Tara Montgomery took the stage to sing “Ma Rendi Pur Contento” by Vincenzo Bellini. The audience watched with awe as she sang alone on the stage. Even though she sang in a foreign language, she conveyed the meaning of the song in a universal way – through the beauty of her voice.
Next up was a quick monologue from “Show me the Franklins”. A young woman took the stage and stared out into the crowd. “You know the ancestors are calling you”, she said numerous times. Behind her a woman played an instrument that looked like drum, but sounded like a xylophone. She called out to the ancestors and showed a range of emotions in the short monologue.
Gregg and Susan Hurley stepped onto the stage and began a dance from Gershwin’s “Isn’t it a Pity/My Man’s Gone now”. Susan did the singing while Gregg did the majority of the dancing. It was a slow methodical dance as Gregg would move towards Susan and then pull away over and over. At one point he lifted her over his shoulder and as she remained still, looking like a dead body. He continued to dance with her draped over him and it was really a stunning show of trust, discipline and balance.
After that, poet Rick Kearns recited some his pieces to the music of bassist Keith Mohler and guitarist Tom Witmer. The music evoked what Kearns was trying to say as he spoke passionately about Billie Holiday and then recounted snippets of Lee Harvey Oswald.
Former Poet Laureate Daina Savage came out and introduced the new Poet Laureate Christine Longenecker. Her poem was about how much she loved to watch the leaves fall from the trees. She longed to see a leaf actually make the disconnection from the tree as she compared the leaves holding on to people fighting death, and clinging to life. It is difficult to do the reading justice but it was truly and one of the highlights of the night. Longenecker received thunderous applause after her act.

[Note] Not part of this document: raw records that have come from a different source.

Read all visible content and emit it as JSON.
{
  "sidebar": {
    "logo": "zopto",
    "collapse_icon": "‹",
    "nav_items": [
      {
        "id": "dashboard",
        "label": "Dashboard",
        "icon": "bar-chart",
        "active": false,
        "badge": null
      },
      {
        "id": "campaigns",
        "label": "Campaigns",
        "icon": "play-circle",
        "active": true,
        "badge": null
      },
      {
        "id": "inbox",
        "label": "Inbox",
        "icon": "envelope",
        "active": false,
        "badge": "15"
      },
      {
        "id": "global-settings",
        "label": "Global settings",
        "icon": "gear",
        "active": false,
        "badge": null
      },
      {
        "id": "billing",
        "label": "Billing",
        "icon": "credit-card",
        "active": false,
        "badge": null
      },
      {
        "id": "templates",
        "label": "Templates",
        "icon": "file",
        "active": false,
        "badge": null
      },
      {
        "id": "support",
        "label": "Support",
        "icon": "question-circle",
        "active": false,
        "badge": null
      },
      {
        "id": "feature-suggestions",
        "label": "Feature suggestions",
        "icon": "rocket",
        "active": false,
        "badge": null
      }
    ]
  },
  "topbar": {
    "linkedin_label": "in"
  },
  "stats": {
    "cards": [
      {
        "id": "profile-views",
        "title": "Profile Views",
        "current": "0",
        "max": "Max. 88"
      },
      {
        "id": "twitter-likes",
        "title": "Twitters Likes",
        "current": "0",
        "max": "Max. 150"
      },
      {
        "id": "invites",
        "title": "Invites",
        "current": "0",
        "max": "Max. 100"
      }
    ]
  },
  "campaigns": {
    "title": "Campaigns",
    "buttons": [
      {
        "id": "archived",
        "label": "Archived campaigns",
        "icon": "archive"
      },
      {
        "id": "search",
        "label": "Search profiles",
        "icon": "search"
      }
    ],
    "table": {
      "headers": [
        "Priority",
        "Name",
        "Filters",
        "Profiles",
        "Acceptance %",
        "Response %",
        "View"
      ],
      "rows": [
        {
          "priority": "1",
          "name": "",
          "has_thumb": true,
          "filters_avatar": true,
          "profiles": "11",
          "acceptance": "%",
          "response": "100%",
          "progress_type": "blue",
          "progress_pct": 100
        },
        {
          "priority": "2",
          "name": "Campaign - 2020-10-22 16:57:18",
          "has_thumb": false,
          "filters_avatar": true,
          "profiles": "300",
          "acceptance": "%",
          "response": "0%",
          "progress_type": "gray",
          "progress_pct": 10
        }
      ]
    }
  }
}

The new Family Arts Collaborative will have live, interactive performances for children and their families. Kids came in from the entrance stormed the stage and sang a song to the audience previewing FamFunFest.

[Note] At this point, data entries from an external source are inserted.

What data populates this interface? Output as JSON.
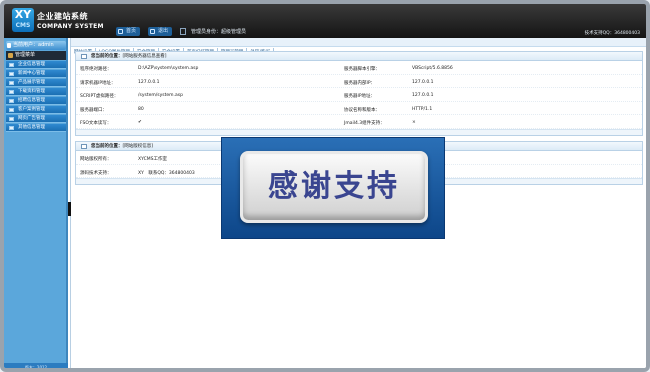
{
  "header": {
    "logo_mark": "XY",
    "logo_sub": "CMS",
    "brand_cn": "企业建站系统",
    "brand_en": "COMPANY SYSTEM",
    "btn_home": "首页",
    "btn_exit": "退出",
    "identity": "管理员身份：超级管理员",
    "support": "技术支持QQ：364800403"
  },
  "sidebar": {
    "user": "当前用户：admin",
    "menu_title": "管理菜单",
    "items": [
      "企业信息管理",
      "新闻中心管理",
      "产品展示管理",
      "下载资料管理",
      "招聘信息管理",
      "客户案例管理",
      "网页广告管理",
      "其他信息管理"
    ],
    "footer": "版本：2012"
  },
  "tabs": [
    "网站设置",
    "LOGO图片管理",
    "安全管理",
    "安全设置",
    "首页幻灯管理",
    "管理员管理",
    "外链/购买"
  ],
  "server_panel": {
    "title_bold": "您当前的位置：",
    "title_rest": "[网站服务器信息查看]",
    "rows": [
      {
        "l1": "程序绝对路径：",
        "v1": "D:\\AZP\\system\\system.asp",
        "l2": "服务器脚本引擎：",
        "v2": "VBScript/5.6.8856"
      },
      {
        "l1": "请求机器IP地址：",
        "v1": "127.0.0.1",
        "l2": "服务器内部IP：",
        "v2": "127.0.0.1"
      },
      {
        "l1": "SCRIPT虚拟路径：",
        "v1": "/system/system.asp",
        "l2": "服务器IP地址：",
        "v2": "127.0.0.1"
      },
      {
        "l1": "服务器端口：",
        "v1": "80",
        "l2": "协议名称和版本：",
        "v2": "HTTP/1.1"
      },
      {
        "l1": "FSO文本读写：",
        "v1": "✔",
        "l2": "Jmail4.3组件支持：",
        "v2": "×"
      }
    ]
  },
  "copyright_panel": {
    "title_bold": "您当前的位置：",
    "title_rest": "[网站版权信息]",
    "rows": [
      {
        "l1": "网站版权所有：",
        "v1": "XYCMS工作室"
      },
      {
        "l1": "源码技术支持：",
        "v1": "XY　联系QQ：364800403"
      }
    ]
  },
  "ad": {
    "text": "感谢支持"
  }
}
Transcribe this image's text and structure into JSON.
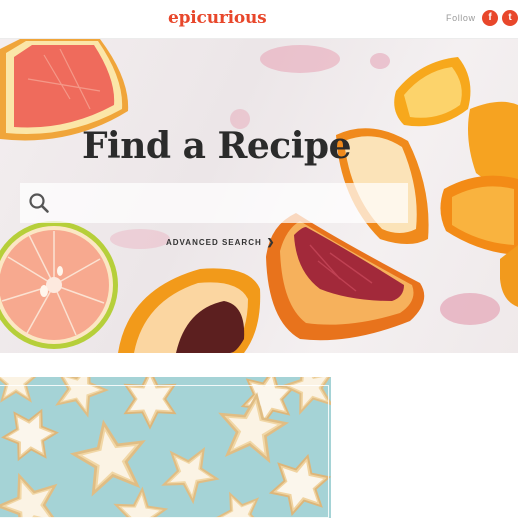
{
  "header": {
    "logo_text": "epicurious",
    "follow_label": "Follow",
    "social": [
      {
        "icon": "facebook-icon",
        "glyph": "f"
      },
      {
        "icon": "twitter-icon",
        "glyph": "t"
      }
    ]
  },
  "hero": {
    "title": "Find a Recipe",
    "search": {
      "placeholder": "",
      "value": ""
    },
    "advanced_search_label": "ADVANCED SEARCH"
  },
  "colors": {
    "brand": "#e8472b",
    "title": "#2b2b2b",
    "cookie_background": "#a5d3d6"
  }
}
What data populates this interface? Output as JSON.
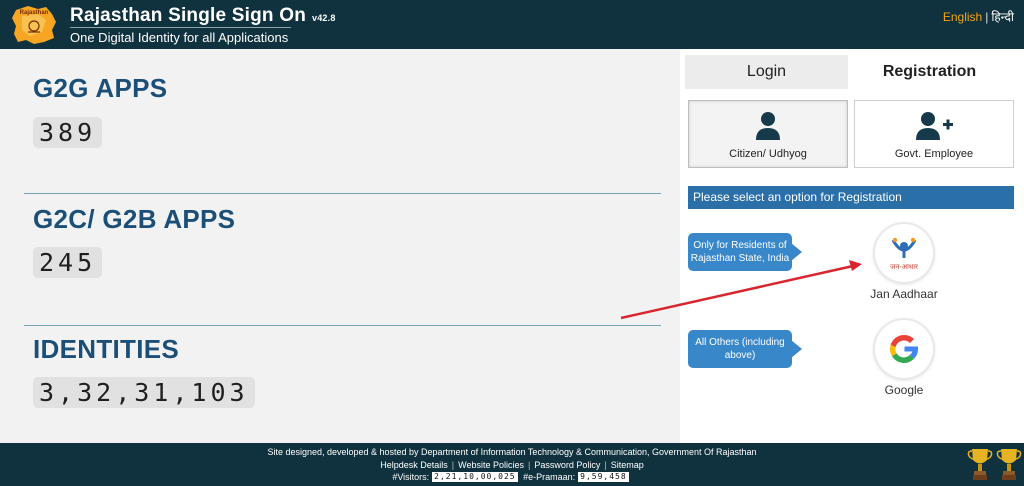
{
  "header": {
    "title": "Rajasthan Single Sign On",
    "version": "v42.8",
    "subtitle": "One Digital Identity for all Applications",
    "logo_text": "Rajasthan",
    "lang_english": "English",
    "lang_hindi": "हिन्दी",
    "bg_color": "#10323f",
    "accent_color": "#f3a21a"
  },
  "stats": [
    {
      "title": "G2G APPS",
      "value": "389"
    },
    {
      "title": "G2C/ G2B APPS",
      "value": "245"
    },
    {
      "title": "IDENTITIES",
      "value": "3,32,31,103"
    }
  ],
  "tabs": {
    "login": "Login",
    "registration": "Registration",
    "active": "registration"
  },
  "registration": {
    "citizen_label": "Citizen/ Udhyog",
    "citizen_icon": "user-icon",
    "employee_label": "Govt. Employee",
    "employee_icon": "user-plus-icon",
    "banner": "Please select an option for Registration",
    "callout_residents": "Only for Residents of Rajasthan State, India",
    "callout_others": "All Others (including above)",
    "jan_aadhaar_label": "Jan Aadhaar",
    "jan_aadhaar_logo_text": "जन-आधार",
    "google_label": "Google"
  },
  "footer": {
    "line1": "Site designed, developed & hosted by Department of Information Technology & Communication, Government Of Rajasthan",
    "links": [
      "Helpdesk Details",
      "Website Policies",
      "Password Policy",
      "Sitemap"
    ],
    "visitors_label": "#Visitors:",
    "visitors_value": "2,21,10,00,025",
    "epramaan_label": "#e-Pramaan:",
    "epramaan_value": "9,59,458"
  }
}
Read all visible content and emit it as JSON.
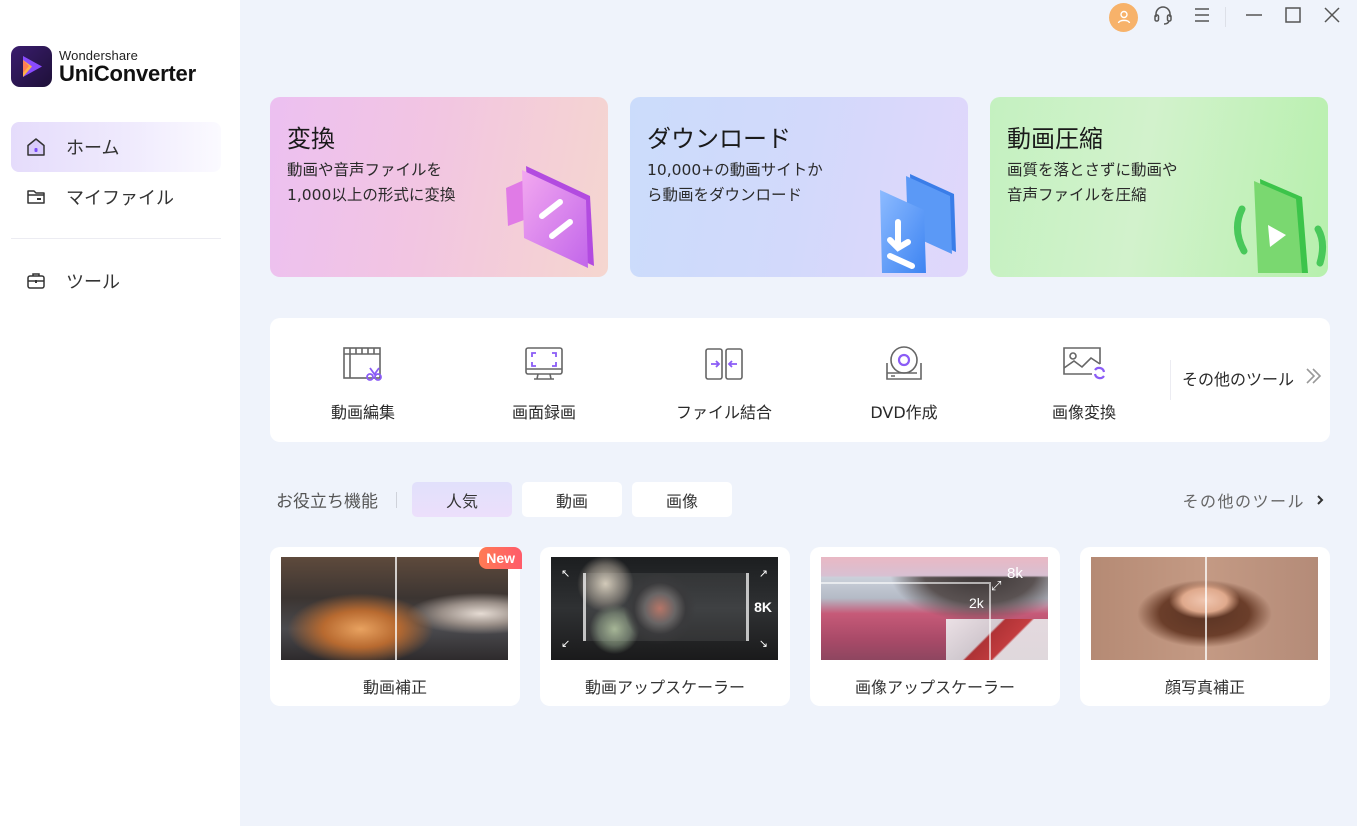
{
  "app": {
    "brand": "Wondershare",
    "product": "UniConverter"
  },
  "sidebar": {
    "items": [
      {
        "label": "ホーム",
        "icon": "home-icon",
        "active": true
      },
      {
        "label": "マイファイル",
        "icon": "folder-icon",
        "active": false
      },
      {
        "label": "ツール",
        "icon": "toolbox-icon",
        "active": false
      }
    ]
  },
  "titlebar": {
    "icons": [
      "user-avatar-icon",
      "headset-support-icon",
      "menu-icon",
      "minimize-icon",
      "maximize-icon",
      "close-icon"
    ],
    "avatar_color": "#f7b26a"
  },
  "features": [
    {
      "title": "変換",
      "desc": "動画や音声ファイルを1,000以上の形式に変換",
      "icon": "video-convert-icon"
    },
    {
      "title": "ダウンロード",
      "desc": "10,000+の動画サイトから動画をダウンロード",
      "icon": "download-icon"
    },
    {
      "title": "動画圧縮",
      "desc": "画質を落とさずに動画や音声ファイルを圧縮",
      "icon": "compress-icon"
    }
  ],
  "tools": {
    "items": [
      {
        "label": "動画編集",
        "icon": "video-edit-scissors-icon"
      },
      {
        "label": "画面録画",
        "icon": "screen-record-icon"
      },
      {
        "label": "ファイル結合",
        "icon": "file-merge-icon"
      },
      {
        "label": "DVD作成",
        "icon": "dvd-burn-icon"
      },
      {
        "label": "画像変換",
        "icon": "image-convert-icon"
      }
    ],
    "more_label": "その他のツール"
  },
  "helpful": {
    "title": "お役立ち機能",
    "tabs": [
      {
        "label": "人気",
        "active": true
      },
      {
        "label": "動画",
        "active": false
      },
      {
        "label": "画像",
        "active": false
      }
    ],
    "more_label": "その他のツール",
    "cards": [
      {
        "label": "動画補正",
        "badge": "New"
      },
      {
        "label": "動画アップスケーラー",
        "overlay": "8K"
      },
      {
        "label": "画像アップスケーラー",
        "overlay_from": "2k",
        "overlay_to": "8k"
      },
      {
        "label": "顔写真補正"
      }
    ]
  },
  "colors": {
    "accent": "#8b5cf6",
    "background": "#eff3fb",
    "badge": "#ff6a5c"
  }
}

A rendition of “Get Here if You Can” by Oleta Adams was performed next. Erin Cruise sang a lovely and passionate version of the song that was a great conclusion to the night.
Mayor Rick Gray took the stage and talked about how great it was that Millersville was able to obtain The Ware Center and turn it into a great arena for the arts.
“Lancaster could be the Sante Fe of the Northeast,” said Mayor Gray. He was just one of the many VIPs at The Ware Center. Paul and Judy Ware were also there, along with Rodgers and Associates, and the Director Harvey Owen.
“My only talent is surrounding myself with talented people”, said Owen.
The show ended with Millersville University’s Keystone Singers giving their rendition of The Gettysburg Address. It was an invigorating act that brought history to life and was really different from the rest of the night. It was a great way to wrap things up the crowd loved it.
At the end of the night Dr. Francine McNairy came onto the stage.
“These facilities are more than education centers. They are portals to the community”, said McNairy. She was speaking about The Ware Center and the new Winter Center. She was very enthusiastic about what was happening that night as well as the upcoming shows in the future.
“One of my proudest moments will be when we officially open The Winter Center,” said McNairy. She has been president of the Millersville for nine years, so the importance of this new building, as well as her love of the arts, was presented through in her speech.
All of the performers worked together to create a great showcase of varying arts that will appeal to almost anyone. The new season promises to bring even more talent, so please be sure to visit Millersville’s webpage for a list of upcoming events.